1) answer the phone and put the call through (250 message accepted)
2) answer the phone and put the caller on hold (connection hangs or delivery is slow)
3) answer the phone and tell the caller to call back later (4xx message deferred)
4) fail to answer the phone (no connection at all)

The delay the client was seeing was #4, in that they were attempting so many connections at once that the ISP was just not answering.

In this case, reducing the number of connections attempted worked. The “receptionist” was not so overwhelmed by the number of ringing lines that she was able to actually answer all the calls and put them right through.

While lowering the rate at which the client was attempting to delivery seems counter intuitive to getting improved delivery, because we understood the mechanism we could lower rate and get an increase in delivery.

Comment:

Your email address will not be published. Required fields are marked *

  • HE.net DNS problems

    Hurricane Electric had a significant outage of their authoritative DNS servers this morning, causing them to return valid responses with no results for all(?) queries. This will have caused delivery problems for any mail going to domains using HE.net DNS - which will include some of their colocation customers, as well as users of their free services - but also will have caused reverse DNS to fail for most servers hosted by Hurricane Electric worldwide, so if any of your mail is being sent from HE hosted machines you may have seen problems. (We're HE customers so we noticed. Still happy with them as a vendor.)No Comments


  • 65.0.0.0/8 DNS issues

    If you're sending email from any address beginning with a 65 - in 65.0.0.0/8 - it's possible you'll see some delivery problems.
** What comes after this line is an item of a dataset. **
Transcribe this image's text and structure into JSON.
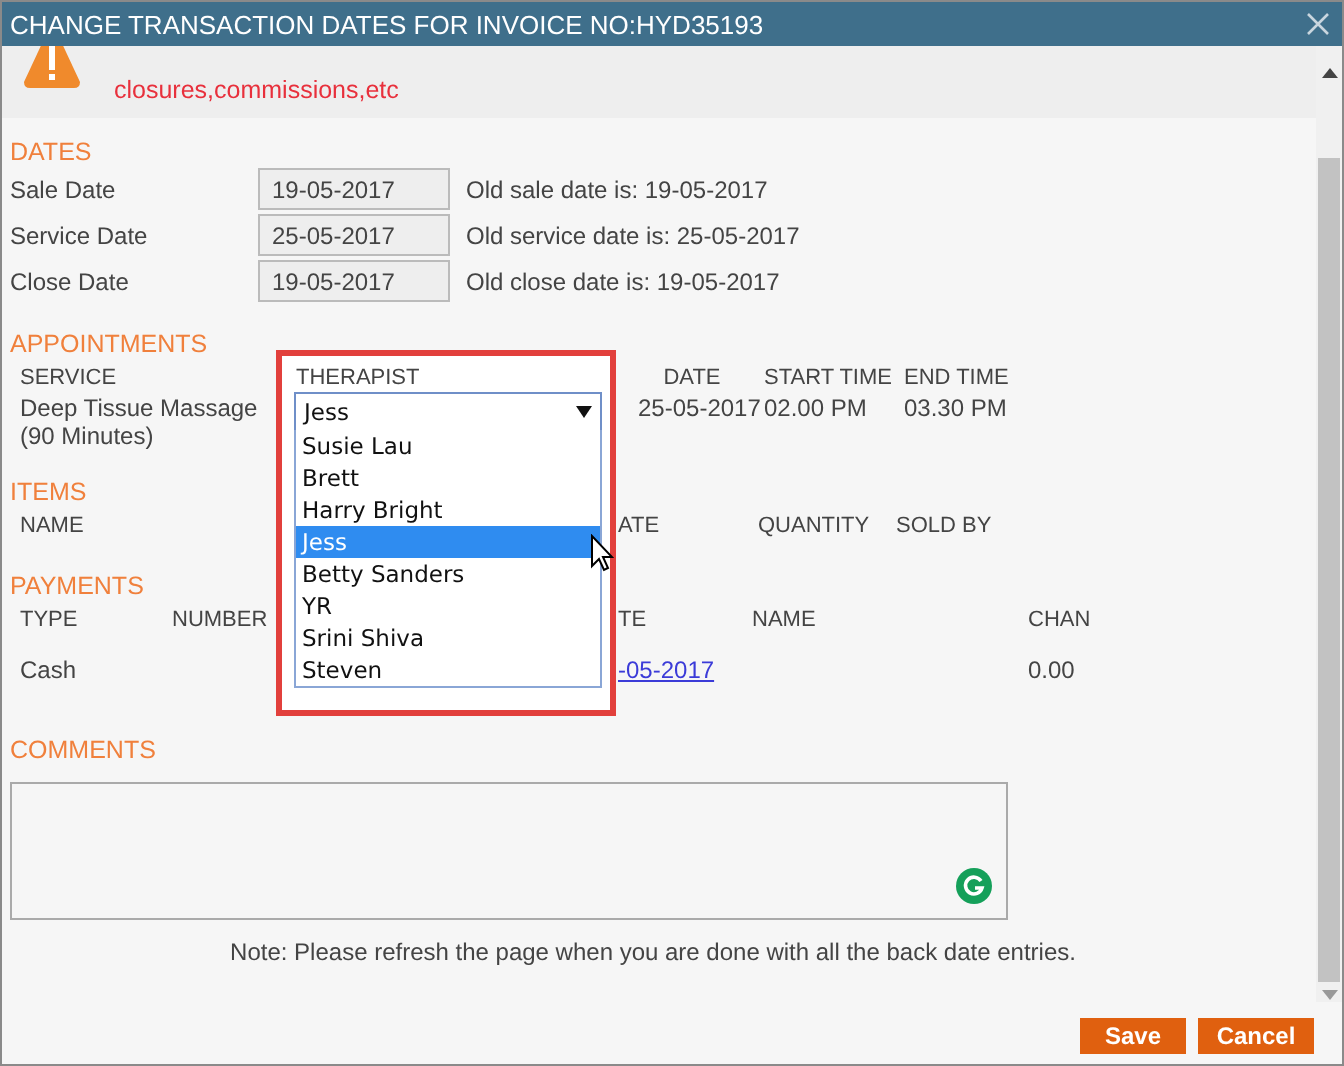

Something appears to be broken with dnssec signatures for the reverse DNS zone, leading queries for reverse DNS to fail for anyone using a dnssec aware DNS resolver (which is almost everyone).1 Comment


  • Our green bar certificate is going away

    Later today we'll be switching from an Extended Validation ("green bar") SSL certificate to a Domain Validation certificate. This isn't exactly a planned change but I'm waiting for responses from Comodo before I go into it too much. I'll share some more details next week.3 Comments


Archives